I already setup a LDAP centralized directory, to manage consistency of the authentication (see LDAP server installation article)
But I would like to find the same files at the same place.
Solution: centralized resources, shared by NFS + automount
First, I will use my Freenas (NAS4Free now) server to share directories via NFS
I created one directory per user.
The disk structure is important on this NAS, because there is a little “trick” there (may be linked to NFS or may be linked to FreeBSD, or just to my technical ignorance of them…):
- I have 2 logical disks, respectively mounted under
- I decided to create a sub-directory
/mnt/Tom/Usersthat will host each and every user directory (
/mnt/Tom/Users/user1as an example)
Once the users directories are created, I need to ensure NFS server is going to share them.
This is quite simple: if not already done, via the FreeNAS web interface, go to the Service “NFS”, and create the share…
… only ONE SHARE, corresponding to your logical disk mount point (
/mnt/Tom in my case), and activate the “Share all sub directories” option to be able to share sub-directories one by one.
Remember to “apply your changes” in the interface, to get NFSd restarted with the new configuration, by pressing the appropriate button !
Note: you may need to increase the number of NFS servers, in the “Settings” tab, also – I put 12:
I strongly advice you to test that you can mount those NFS shares from another machine, by launching some nfs client commands:
sudo mount freenas:/mnt/Tom/Users/user1 /mnt/user1 sudo mount freenas:/mnt/Tom/Users/user2 /mnt/user2
Note: on the FreeNAS server, I activated LDAP authentication, and binded it to my LDAP internal server, in order to ensure consistency of the UID/GID over the network. This is done through menu “Access” then “LDAP”.
Once “simple” NFS mount tested on the client -as explained above- you will need to configure your machine to “automount” required directories from the NAS central repository.
You need to install autofs package:
sudo apt-get install autofs
Then, configuration of the automount tables has to be done, first in
As I’m not going to use NIS/NIS+ tables (I already use LDAP), I will setup those files manually.

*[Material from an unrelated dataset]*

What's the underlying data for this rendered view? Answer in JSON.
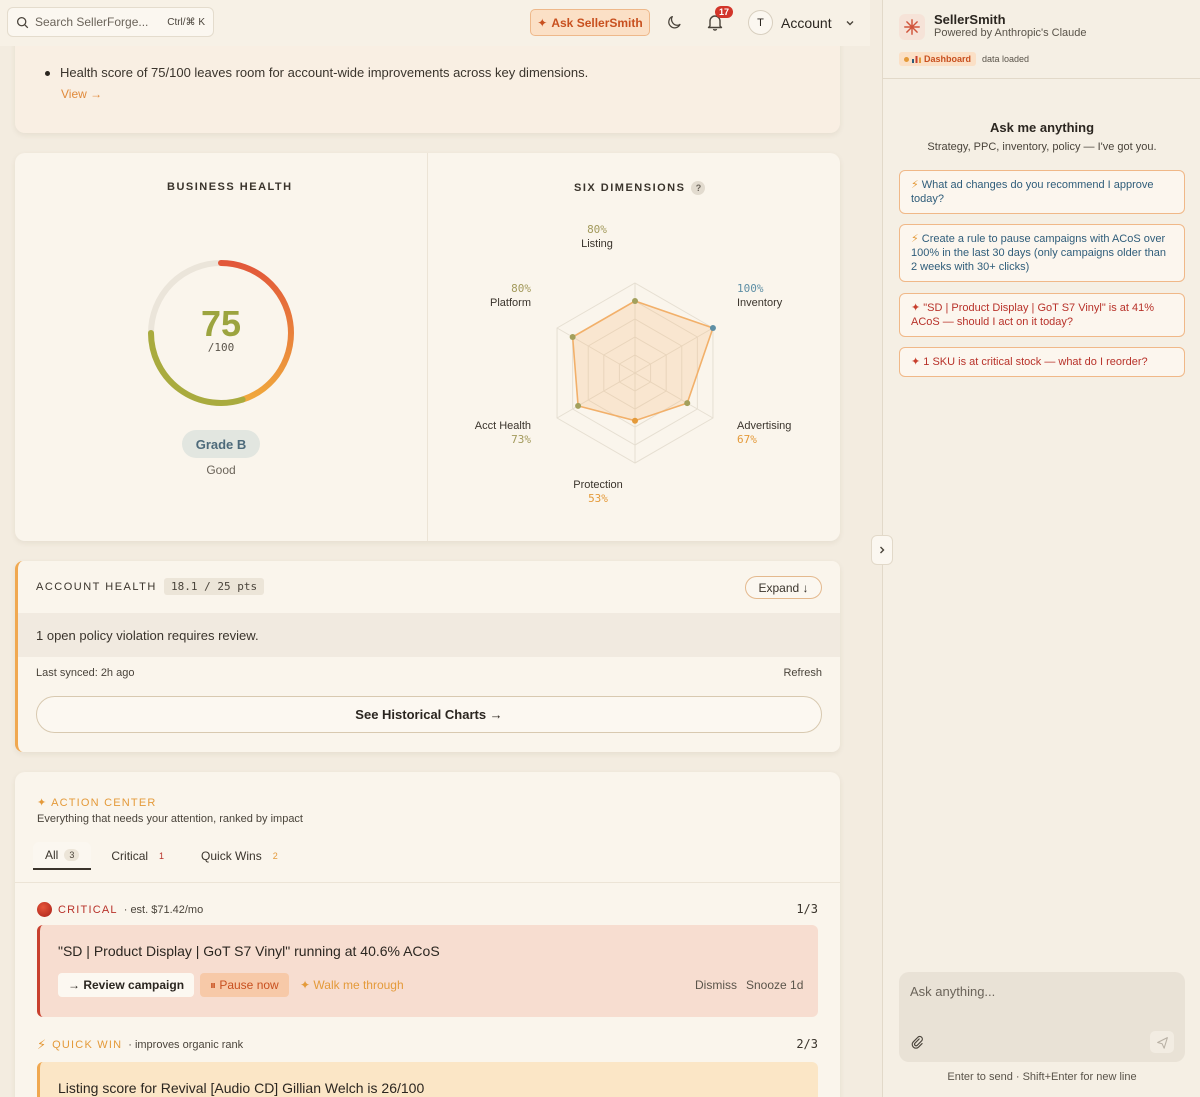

This is VERY simple in my case !
In order to properly setup autofs configuration files, I need to design how users directories are going to be managed locally and remotely.
- Remotely, they are located under
/mnt/Tom/Users/xxxx, as seen above.
- Locally, I decided not to mount directly under
/homeis already containing local users that would be hidden if I mix local and LDAP users directories). I will mount them under
Doing this is very simple:
- no need to create
/home/Users, the automounter will do it automatically
/etc/auto.master, and just enter the following line:
This redirects the automounter to an indirect table, when looking for an entry starting with
/etc/auto.home, and type:
Using wildcards is very powerful: no need to maintain users names or whatever! Just rely on the “*” to match any key (in that case the directory name after a reference to /home/Users/), and the “&” to refer to the same key (but in the name of the NFS resource).
Once you have stop/start autofs (
sudo /etc/init.d/autofs stop \; /etc/init.d/autofs start), you can test by a simple
ls -l /home/Users/user1 that should mount your NAS resource automatically (you can check with a simple “mount” command afterwards, to confirm the mounting action).
If it does not, you can troubleshoot the real issue, by:
– stopping autofs (
sudo /etc/init.d/autofs stop)
– starting automounter manually in a specific window:
sudo automount -f -v
=> this should help you debug your issue
Last but not least
As this is combined with LDAP information, you should make sure the LDAP attribute “homeDirectory” is properly set to the expected value that will trigger the automounter.
In my case, all my users should have a “homeDirectory” = /home/Users/user1 (for user = “user1”)
You can modify your LDAP database very easily, whether through the CLI, or using tools, such as phpldapadmin,…